I could not help but get a little excited — like little girl excited — when I heard that J.K. Rowling was going to expand her novels through Pottermore. But what really intrigued me was the chimerical act of mixing two mediums: print and web. Of course, naysayers will shake their heads and say this isn’t anything new; “ever hear of the internet?” (I respond with a glint of crazy in my eye, a smear of red painted on my face, a slight smacking of my lips and a neurosis too crazy to diagnose. “Why so serious?”).

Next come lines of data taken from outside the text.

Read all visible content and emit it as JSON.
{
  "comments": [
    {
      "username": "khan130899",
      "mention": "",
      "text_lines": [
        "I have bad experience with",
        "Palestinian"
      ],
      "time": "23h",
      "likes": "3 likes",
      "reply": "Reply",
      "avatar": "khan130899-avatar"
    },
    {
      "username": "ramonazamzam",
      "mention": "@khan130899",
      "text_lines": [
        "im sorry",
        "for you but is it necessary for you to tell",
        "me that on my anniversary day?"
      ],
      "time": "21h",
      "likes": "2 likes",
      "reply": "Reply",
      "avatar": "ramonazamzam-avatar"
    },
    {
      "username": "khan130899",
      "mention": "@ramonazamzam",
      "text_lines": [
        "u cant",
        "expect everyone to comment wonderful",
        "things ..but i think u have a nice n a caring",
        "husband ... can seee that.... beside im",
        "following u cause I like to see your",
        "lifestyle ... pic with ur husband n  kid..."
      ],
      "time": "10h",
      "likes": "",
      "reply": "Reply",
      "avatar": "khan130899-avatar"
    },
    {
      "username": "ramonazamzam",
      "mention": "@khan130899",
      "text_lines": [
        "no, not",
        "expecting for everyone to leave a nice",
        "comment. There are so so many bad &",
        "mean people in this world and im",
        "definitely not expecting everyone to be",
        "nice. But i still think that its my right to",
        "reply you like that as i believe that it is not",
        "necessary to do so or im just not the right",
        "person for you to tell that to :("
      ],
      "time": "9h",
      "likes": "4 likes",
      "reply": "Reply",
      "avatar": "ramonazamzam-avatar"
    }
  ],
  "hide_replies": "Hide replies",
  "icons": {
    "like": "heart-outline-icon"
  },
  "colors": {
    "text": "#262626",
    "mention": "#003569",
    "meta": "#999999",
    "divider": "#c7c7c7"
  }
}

The year: 2007. The event: San Diego Comic-Con International. The gimmick: a large-scale scavenger hunt that would reveal the trailer to Christopher Nolan’s The Dark Knight. This was truly an immersive experience. Pottermore should take notes. If ever you’ve planned a date based on a scavenger hunt, then you can appreciate the amount of planning it takes to pull something like this off. Fans were asked to visit a site and it would reveal a clue. Each clue could potentially lead to a location (let’s say your local cupcake shop) and then that would lead you to another clue (thank you, nice cupcake lady, for the eerie “Why so serious?” frosted on my red velvet) and so on and so forth. Eventually, these clues lead to a secret website that streamed the trailer, and fans not only got the satisfaction of seeing the trailer but they got the catharsis of completing a journey.
Las Vegas has a sexy take on the immersive experience. Mystery Adventures Las Vegas, a company that caters to the immersive experience, creates a real-life Sherlock-Holmesian adventure. A murder has been committed and you’ve been asked to solve the mystery. The company has reserved a few deserted warehouse-esque places to help you channel your inner CSI. As they shuttle you around solving clues, you get to interact with actors who’ve been hired to mislead and help you on your gumshoeing. Entering the world of Las Vegas’s “underbelly” really blurs the line between reality and make-believe. And by the end of it, you have every right to say, “Take that Gil Grissom!” This creative adventure might be a little too intense for the likes of Harry Potter fans (“Avada Kedavra!” anyone?), but experiences like this cross into reality.
Admittedly, Pottermore is nothing more than the online equivalent of my extended versions of the Lord of the Rings box set, which is currently just collecting dust. But, like every good marketing campaign, big backers need to endorse the product before others start to buy into it. We have Steve Jobs to thank for the iPad and the subsequently stunning versions of popular magazines which incorporate extra content, video and sound, as if these extras are integral to the digital magazine experience. All those extras are more than just fluff. With Rowling’s backing of her literary version of an immersive experience, the future of entertainment is moving beyond just books, movies and TV shows — it’s starting to hybridize those modes into more than just passive activities.
Pottermore is just starting to get the ball rolling into a world where entertainment’s sole job is to immerse me in it, blending and bending my sense of reality. I (like you) can’t wait for Las Vegas to include a Hogwarts Adventure/Mystery to their list. I wonder what house I’ll be sorted into? Better still, I wonder if when Daniel Radcliffe’s career fizzles out he’ll be hired to play Harry? ♦ ♦ ♦
Merrill Simpson is a senior at BYU studying journalism. He is the editor of the Student Review, an off-campus alternative newspaper in Provo, UT. You can follow on Twitter at @M_dawgg05.